*** Opening of Source material ***
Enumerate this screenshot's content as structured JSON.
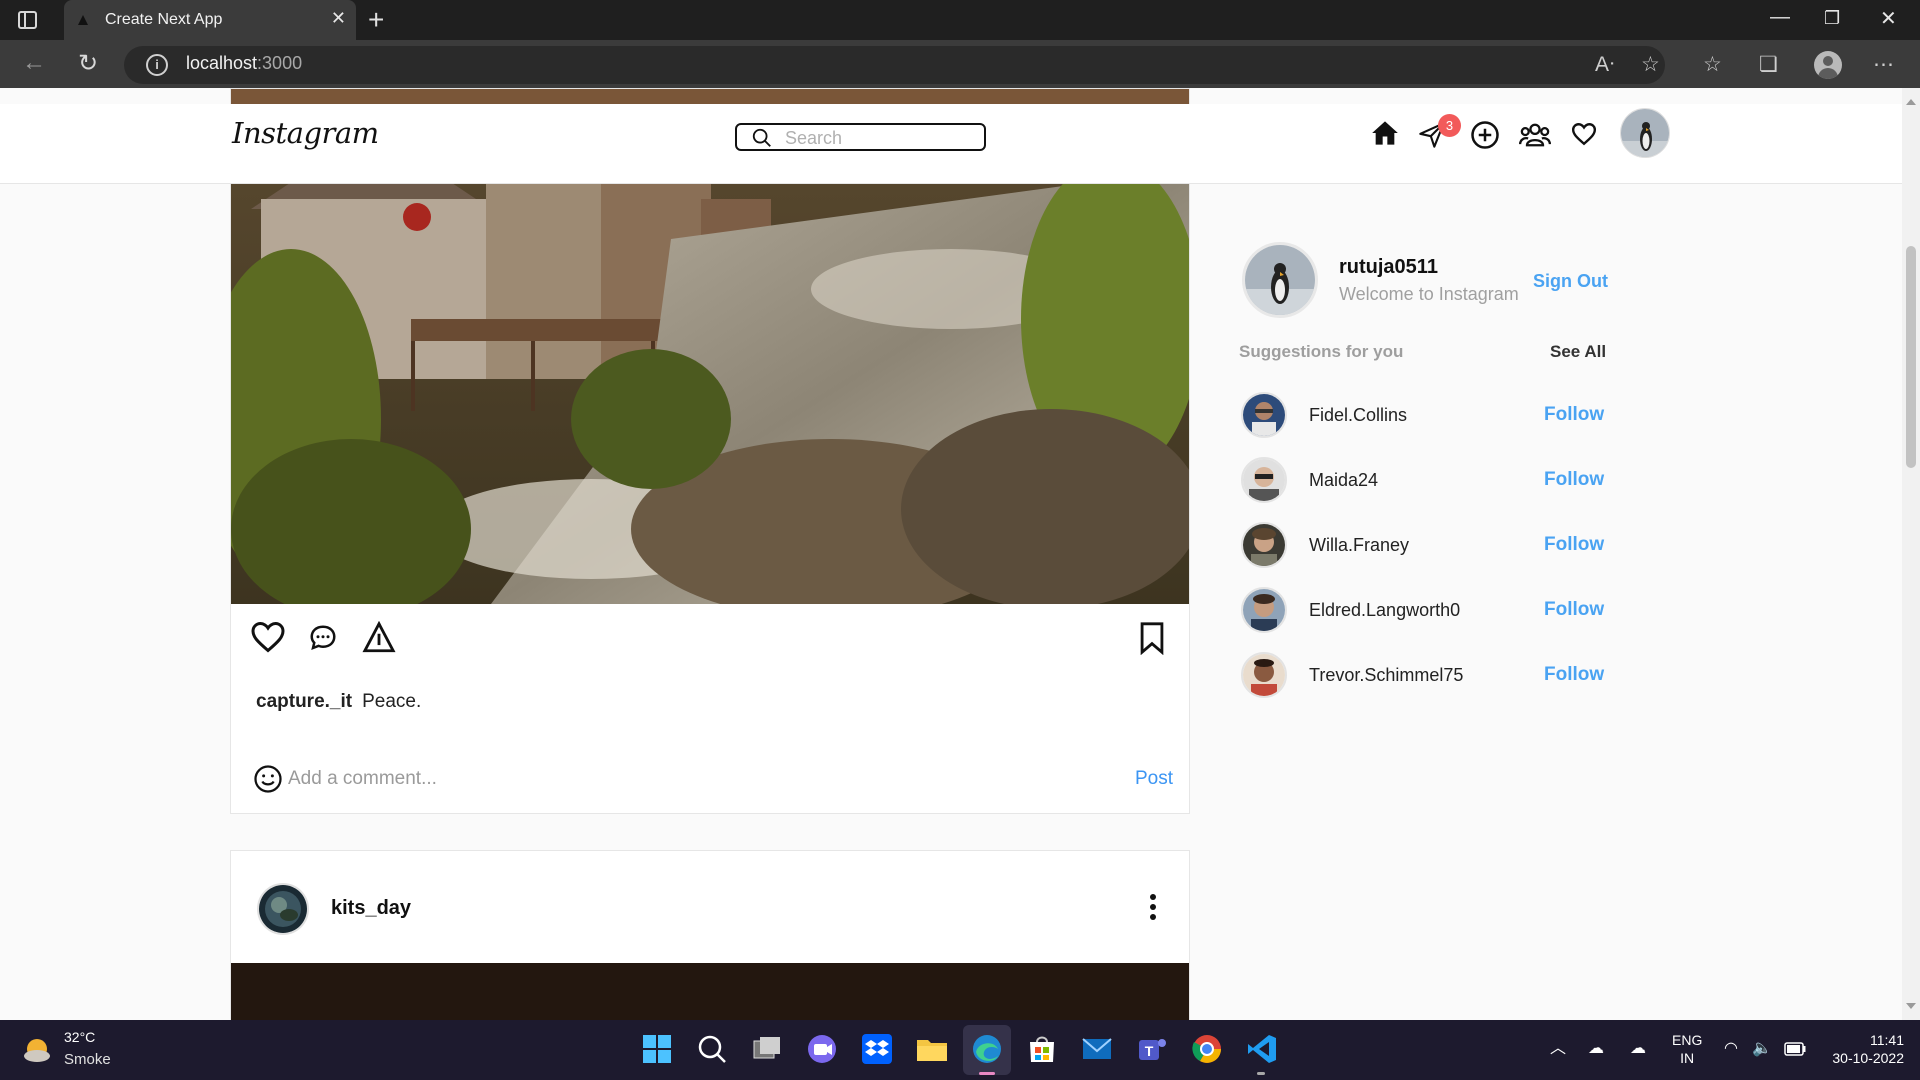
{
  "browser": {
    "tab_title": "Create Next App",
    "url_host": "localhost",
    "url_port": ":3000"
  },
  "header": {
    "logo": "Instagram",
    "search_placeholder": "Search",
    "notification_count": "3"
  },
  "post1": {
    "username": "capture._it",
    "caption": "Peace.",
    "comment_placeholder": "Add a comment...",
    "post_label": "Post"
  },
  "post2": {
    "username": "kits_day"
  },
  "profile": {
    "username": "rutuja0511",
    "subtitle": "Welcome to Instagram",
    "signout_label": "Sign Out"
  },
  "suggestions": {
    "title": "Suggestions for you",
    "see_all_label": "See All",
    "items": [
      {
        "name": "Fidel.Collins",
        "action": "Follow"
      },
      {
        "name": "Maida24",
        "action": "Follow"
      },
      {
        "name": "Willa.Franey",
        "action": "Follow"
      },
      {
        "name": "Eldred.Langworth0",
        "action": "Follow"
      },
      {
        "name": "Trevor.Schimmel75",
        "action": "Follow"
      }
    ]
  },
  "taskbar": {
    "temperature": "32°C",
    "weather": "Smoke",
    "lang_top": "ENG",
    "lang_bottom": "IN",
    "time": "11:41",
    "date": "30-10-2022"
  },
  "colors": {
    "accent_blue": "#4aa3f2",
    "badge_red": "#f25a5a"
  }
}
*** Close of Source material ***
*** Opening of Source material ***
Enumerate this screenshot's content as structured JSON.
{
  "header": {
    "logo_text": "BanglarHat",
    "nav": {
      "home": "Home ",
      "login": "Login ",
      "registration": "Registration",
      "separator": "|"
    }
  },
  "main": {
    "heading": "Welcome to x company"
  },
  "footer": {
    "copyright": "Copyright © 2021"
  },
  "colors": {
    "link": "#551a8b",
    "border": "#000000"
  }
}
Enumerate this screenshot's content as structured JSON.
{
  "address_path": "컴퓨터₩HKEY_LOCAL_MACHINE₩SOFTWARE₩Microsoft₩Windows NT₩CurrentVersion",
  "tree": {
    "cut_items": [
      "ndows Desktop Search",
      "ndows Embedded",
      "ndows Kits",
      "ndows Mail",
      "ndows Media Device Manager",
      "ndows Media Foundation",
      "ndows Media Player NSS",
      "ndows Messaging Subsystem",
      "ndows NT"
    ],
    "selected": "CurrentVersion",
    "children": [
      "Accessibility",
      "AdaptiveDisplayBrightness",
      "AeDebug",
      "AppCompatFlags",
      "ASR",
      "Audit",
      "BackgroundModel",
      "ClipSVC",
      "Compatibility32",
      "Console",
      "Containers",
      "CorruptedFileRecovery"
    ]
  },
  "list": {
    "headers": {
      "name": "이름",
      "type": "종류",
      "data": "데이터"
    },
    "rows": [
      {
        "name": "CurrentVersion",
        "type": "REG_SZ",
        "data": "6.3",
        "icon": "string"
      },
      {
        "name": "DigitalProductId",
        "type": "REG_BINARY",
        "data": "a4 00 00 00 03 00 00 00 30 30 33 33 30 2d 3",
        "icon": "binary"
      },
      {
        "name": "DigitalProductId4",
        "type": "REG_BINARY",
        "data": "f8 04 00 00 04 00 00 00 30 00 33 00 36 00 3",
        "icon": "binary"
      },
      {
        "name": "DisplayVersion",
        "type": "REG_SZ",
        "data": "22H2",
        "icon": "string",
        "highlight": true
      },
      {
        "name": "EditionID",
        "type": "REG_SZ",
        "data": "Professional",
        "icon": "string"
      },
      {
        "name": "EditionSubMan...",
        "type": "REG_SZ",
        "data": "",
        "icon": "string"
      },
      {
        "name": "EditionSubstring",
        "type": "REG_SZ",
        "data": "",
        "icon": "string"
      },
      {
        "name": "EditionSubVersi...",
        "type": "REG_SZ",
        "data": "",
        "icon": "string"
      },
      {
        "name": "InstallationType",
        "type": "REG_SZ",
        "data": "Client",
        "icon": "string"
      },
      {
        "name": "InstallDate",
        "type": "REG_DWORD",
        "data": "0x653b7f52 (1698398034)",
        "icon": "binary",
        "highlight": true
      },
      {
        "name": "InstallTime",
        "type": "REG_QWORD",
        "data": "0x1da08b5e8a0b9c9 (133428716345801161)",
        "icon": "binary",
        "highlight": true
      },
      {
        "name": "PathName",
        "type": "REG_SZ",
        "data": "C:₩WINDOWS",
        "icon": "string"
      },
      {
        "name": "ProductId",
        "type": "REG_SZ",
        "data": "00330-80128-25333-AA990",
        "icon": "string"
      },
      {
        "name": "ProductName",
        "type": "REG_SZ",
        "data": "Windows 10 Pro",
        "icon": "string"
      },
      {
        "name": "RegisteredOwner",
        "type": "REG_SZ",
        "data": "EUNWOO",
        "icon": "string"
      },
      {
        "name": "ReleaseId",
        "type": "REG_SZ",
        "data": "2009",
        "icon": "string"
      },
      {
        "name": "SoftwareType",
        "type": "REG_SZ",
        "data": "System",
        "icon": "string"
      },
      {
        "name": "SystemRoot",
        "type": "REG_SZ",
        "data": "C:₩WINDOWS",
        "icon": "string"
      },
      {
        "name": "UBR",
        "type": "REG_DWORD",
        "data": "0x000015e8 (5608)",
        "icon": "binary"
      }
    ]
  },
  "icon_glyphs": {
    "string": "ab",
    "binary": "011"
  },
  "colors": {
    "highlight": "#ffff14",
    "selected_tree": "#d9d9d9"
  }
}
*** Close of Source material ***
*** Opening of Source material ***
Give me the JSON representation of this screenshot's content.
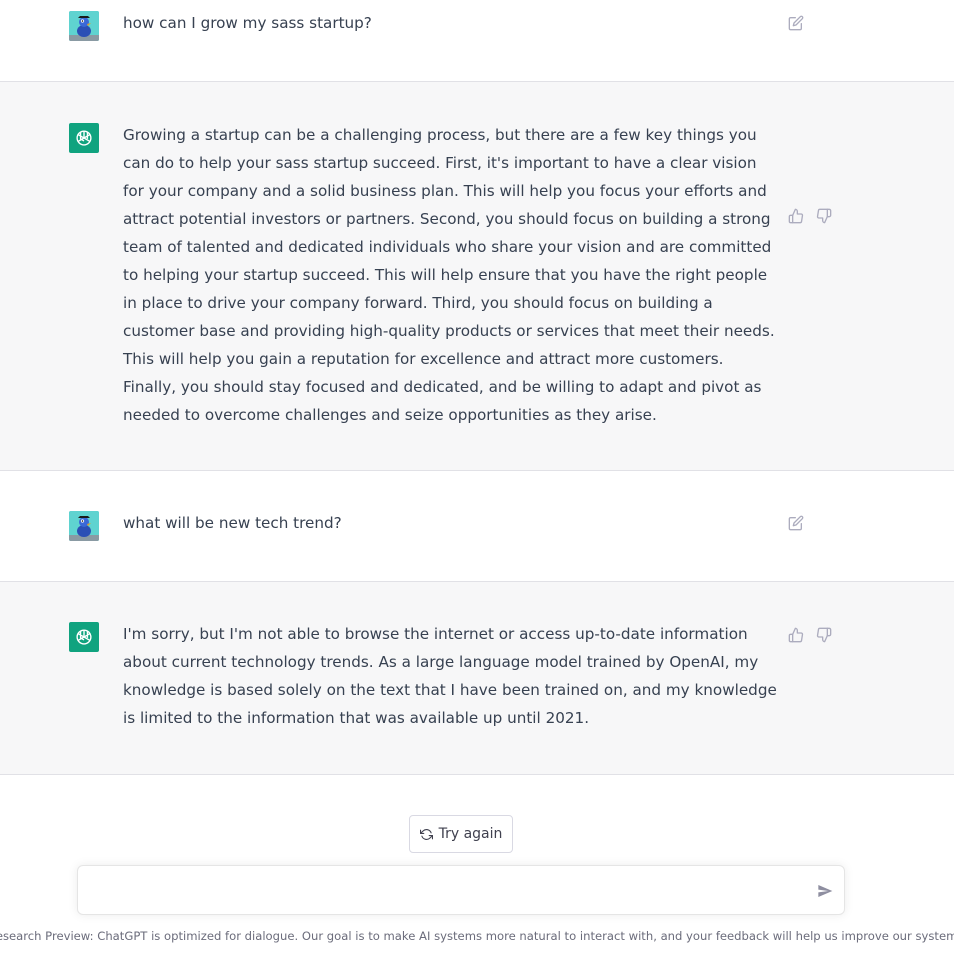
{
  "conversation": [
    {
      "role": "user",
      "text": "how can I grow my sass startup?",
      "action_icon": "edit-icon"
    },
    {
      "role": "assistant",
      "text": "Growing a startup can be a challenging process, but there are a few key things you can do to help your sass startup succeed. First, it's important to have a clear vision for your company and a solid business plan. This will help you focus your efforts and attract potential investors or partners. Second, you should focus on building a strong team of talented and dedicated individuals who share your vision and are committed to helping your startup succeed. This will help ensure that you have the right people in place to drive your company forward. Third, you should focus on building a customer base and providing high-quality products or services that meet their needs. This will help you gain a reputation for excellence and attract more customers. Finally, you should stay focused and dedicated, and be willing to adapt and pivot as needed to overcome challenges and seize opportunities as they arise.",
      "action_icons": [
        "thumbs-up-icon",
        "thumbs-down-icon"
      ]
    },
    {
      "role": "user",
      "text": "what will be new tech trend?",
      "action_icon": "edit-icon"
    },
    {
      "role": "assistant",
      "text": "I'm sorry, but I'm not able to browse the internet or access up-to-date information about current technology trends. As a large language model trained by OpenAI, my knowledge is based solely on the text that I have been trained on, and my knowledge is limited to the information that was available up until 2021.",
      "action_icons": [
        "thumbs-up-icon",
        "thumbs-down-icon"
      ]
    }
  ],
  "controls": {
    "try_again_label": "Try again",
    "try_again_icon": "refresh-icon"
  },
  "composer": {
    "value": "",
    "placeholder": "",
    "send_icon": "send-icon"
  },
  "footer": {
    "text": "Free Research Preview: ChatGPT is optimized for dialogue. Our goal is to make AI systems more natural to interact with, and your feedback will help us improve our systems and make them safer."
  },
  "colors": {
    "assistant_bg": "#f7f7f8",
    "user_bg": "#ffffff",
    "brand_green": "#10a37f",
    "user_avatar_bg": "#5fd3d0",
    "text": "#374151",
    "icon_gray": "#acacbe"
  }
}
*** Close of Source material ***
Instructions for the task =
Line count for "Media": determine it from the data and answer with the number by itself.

Answer space =
3